Ray said his goal is to persuade smokers to quit.
But the plan also would bring in revenue, though not a great deal. The extra money, said Ray, could help pay for programs, stave off some budget cuts and lessen the burden on taxpayers.
"We have to help those who cannot help themselves to a point, but what is that point? They need to have personal responsibility," Ray said. "These people choose to get on drugs and taxpayers pay for it."
Imposing co-pays on smokers is just the start, he hopes.
He would like to expand the concept in the future for those who are obese, do drugs and drink alcohol.
Committee members expressed concern over monitoring of patients.
And pediatrician Jennifer Brenton, while applauding the concept of creating wellness programs, worried that already strapped parents who smoke would stop bringing their children in for regular check-ups for fear of being caught and having to pay a co-pay.
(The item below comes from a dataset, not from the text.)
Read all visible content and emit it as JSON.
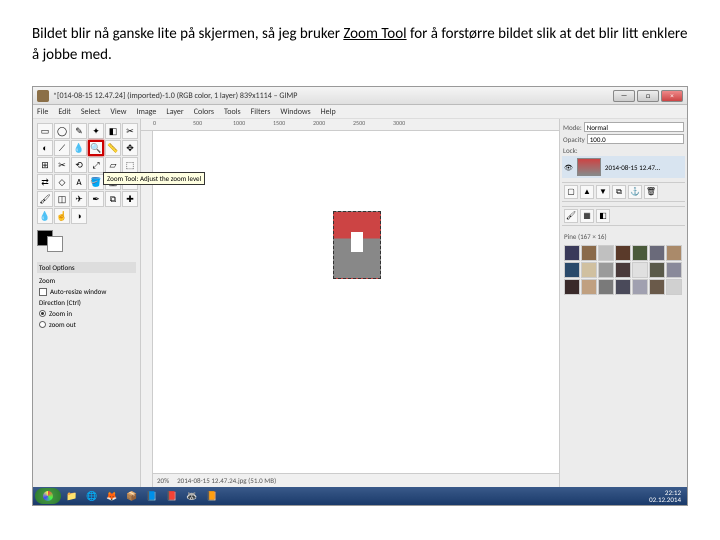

Jason Cook, a representative from Medicaid opposed the bill as it is currently written, but encouraged the idea of creating more wellness programs.
The committee unanimously agreed to keep the bill in the committee, to continue the discussion and refine it with the goal of having it ready for action later in the session.